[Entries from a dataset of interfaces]
________________________________________

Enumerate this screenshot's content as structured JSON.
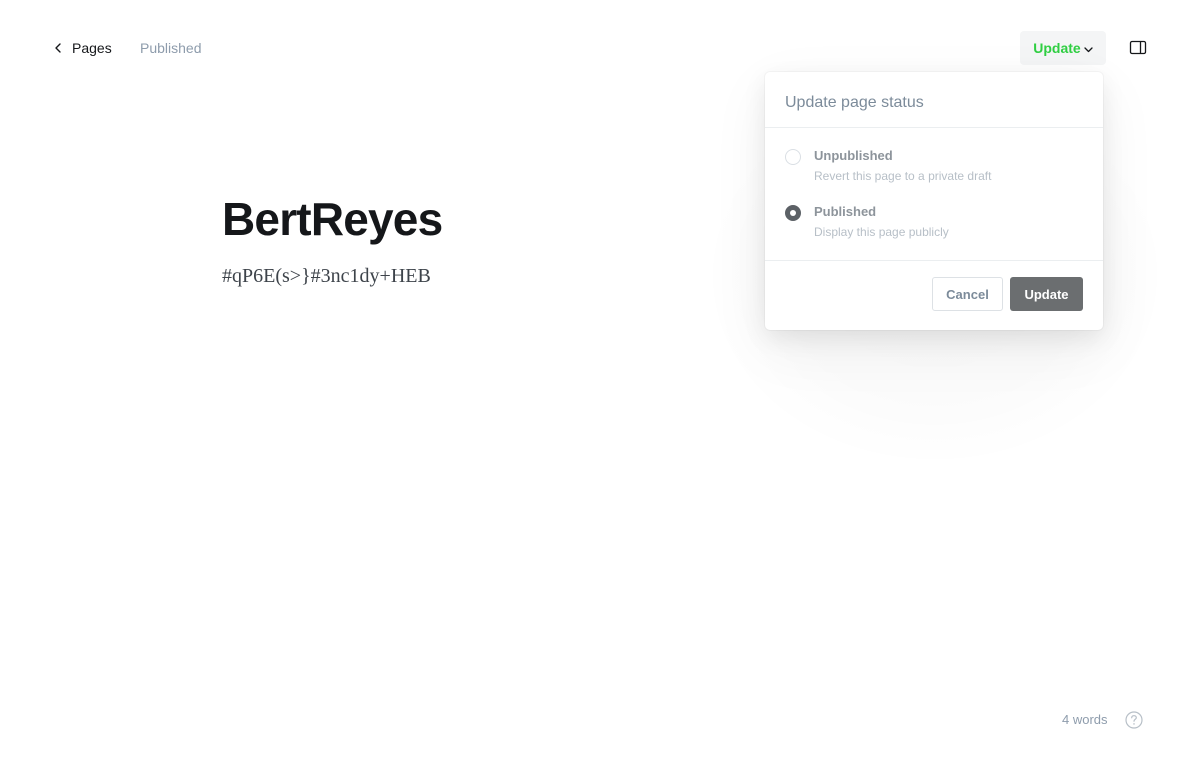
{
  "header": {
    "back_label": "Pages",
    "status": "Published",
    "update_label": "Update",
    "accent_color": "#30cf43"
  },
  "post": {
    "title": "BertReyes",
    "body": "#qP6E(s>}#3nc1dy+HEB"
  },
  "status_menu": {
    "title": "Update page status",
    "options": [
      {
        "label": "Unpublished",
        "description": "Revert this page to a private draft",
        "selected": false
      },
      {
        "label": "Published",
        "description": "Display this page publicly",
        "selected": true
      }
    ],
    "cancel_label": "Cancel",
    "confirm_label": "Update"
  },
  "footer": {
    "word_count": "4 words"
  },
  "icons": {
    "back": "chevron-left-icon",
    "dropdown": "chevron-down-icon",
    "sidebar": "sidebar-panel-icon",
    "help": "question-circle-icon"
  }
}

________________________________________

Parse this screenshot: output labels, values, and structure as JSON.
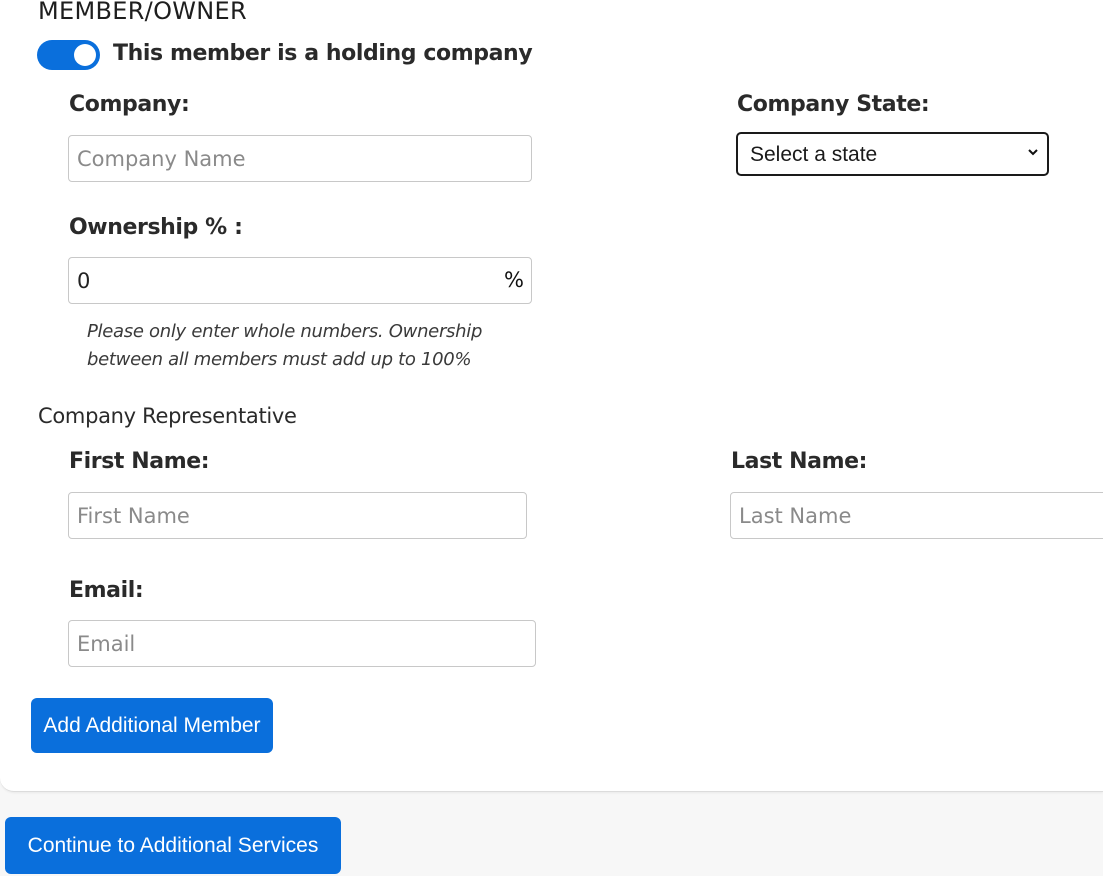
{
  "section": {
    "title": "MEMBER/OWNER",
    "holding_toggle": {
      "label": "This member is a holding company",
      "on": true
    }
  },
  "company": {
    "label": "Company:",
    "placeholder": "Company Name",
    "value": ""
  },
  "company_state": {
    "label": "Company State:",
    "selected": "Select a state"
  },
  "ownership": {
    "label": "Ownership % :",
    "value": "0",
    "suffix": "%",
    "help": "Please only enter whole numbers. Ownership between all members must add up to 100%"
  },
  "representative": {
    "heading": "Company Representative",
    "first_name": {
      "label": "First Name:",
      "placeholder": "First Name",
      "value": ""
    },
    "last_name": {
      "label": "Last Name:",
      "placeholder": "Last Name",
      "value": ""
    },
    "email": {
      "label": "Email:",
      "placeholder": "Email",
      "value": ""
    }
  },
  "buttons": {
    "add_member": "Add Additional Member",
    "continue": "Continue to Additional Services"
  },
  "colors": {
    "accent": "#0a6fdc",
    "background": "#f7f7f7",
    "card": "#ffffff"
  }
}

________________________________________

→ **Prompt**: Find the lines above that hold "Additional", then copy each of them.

→ **Reply to the task**:
    "add_member": "Add Additional Member",
    "continue": "Continue to Additional Services"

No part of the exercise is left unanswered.